It started slow; humanity grew, and with it, tools and machines emerged. They grew like weeds over the years, becoming more and more complex with each passing generation. At first, it didn't seem like these inventions could cause any harm; all they did was help humanity, pathing the way for the advancement and success of our species. That was our mistake; seeing only the silver lining of the cloud.
Then the damage started to show. Forests were depleted, and then completely wiped off the map as humans cut down their trees, leaving no time for the environment to heal. Some animals lost their habitats while others went extinct, the greed of humanity having destroyed their homes, scared off their prey, and left them starving, their numbers rapidly diminishing. Levels of greenhouse gases rocketed sky high; glaciers melted, water levels rose, then fell again as ponds, streams, rivers, and eventually even oceans were drained for water, fish, salt; anything humans could use. Smoke, methane, and exhaust from machines and cars polluted the air, lethally so in some areas.
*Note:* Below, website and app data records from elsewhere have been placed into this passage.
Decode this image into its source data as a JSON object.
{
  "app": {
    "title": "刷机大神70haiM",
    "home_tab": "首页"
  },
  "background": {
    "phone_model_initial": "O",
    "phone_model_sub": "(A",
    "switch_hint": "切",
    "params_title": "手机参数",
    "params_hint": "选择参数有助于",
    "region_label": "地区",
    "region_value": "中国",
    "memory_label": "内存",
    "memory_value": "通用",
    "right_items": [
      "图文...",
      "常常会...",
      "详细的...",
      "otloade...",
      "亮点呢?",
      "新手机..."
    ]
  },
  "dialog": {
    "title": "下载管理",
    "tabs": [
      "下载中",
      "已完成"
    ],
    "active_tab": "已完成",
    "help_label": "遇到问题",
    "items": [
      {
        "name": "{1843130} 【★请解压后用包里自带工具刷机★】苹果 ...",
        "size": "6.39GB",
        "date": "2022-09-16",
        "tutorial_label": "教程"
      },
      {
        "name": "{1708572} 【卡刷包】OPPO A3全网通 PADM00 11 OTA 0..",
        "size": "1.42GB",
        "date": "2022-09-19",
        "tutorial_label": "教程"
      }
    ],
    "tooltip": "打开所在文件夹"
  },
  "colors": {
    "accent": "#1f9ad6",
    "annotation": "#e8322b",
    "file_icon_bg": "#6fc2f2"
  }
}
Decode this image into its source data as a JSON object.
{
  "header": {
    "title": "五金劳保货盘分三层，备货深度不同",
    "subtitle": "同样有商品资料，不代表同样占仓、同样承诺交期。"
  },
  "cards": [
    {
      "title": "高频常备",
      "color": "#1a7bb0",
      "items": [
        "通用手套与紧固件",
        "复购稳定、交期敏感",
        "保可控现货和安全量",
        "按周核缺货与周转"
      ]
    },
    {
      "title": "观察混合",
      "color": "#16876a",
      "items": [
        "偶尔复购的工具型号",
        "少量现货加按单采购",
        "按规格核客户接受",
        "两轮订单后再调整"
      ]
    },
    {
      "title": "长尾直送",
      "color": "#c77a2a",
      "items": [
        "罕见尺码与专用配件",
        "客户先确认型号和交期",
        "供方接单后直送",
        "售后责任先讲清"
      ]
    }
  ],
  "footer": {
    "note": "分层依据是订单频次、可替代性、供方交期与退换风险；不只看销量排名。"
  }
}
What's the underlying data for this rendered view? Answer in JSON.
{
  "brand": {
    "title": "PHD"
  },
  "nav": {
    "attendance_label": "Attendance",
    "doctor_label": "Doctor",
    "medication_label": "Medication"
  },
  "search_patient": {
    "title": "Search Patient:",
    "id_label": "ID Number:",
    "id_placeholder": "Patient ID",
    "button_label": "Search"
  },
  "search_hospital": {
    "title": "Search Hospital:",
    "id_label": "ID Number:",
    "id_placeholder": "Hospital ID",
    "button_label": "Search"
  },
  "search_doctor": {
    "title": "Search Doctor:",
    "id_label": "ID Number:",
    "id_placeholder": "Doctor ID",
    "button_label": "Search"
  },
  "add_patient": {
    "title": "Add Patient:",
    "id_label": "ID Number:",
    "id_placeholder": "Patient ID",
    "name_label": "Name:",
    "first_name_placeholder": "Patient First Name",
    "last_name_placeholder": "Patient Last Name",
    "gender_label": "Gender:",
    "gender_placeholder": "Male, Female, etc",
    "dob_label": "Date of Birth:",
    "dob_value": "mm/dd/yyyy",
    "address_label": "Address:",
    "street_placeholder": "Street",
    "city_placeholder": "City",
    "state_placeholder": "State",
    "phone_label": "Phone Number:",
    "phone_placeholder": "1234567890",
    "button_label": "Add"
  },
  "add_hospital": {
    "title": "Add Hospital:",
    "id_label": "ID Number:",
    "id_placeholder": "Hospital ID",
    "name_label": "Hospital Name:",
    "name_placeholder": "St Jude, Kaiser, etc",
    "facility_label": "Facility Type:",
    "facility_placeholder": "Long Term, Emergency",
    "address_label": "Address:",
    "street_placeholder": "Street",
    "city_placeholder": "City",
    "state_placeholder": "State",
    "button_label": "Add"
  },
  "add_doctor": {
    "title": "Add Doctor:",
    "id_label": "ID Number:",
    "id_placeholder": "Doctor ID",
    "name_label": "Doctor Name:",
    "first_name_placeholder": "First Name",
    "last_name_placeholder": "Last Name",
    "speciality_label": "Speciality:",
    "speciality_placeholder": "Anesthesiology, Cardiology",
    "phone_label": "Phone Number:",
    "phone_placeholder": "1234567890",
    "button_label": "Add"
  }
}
Trash and oil tainted whatever water that was left, killing marine life in droves. Food chains broke and collapsed, entire ecosystems were destroyed, and species went extinct, dropping like flies.
As Mother Earth suffered, so eventually did humanity; the increasingly warm weather quickly killed crops and other plants, along with a lack of water and pollinators. With animals already dying out, food became scarce. Pretty soon, few had the money to buy it; they ended up homeless, starving, and bankrupt. The powerful and wealthy were exempt, for a short while; they used their money to hold them up in a world that was crumbling around them. However, pretty soon that money wore away, and the rich and powerful were left just the same as everyone else. With so many people lacking the money to afford good food, water, or healthcare, disease plagued the land. Even the simplest diseases could now turn life threatening; a common cold could easily turn into pneumonia. These outbreaks, plus the severe lack of food and water available, quickly decimated the human population.
That's how humanity destroyed itself.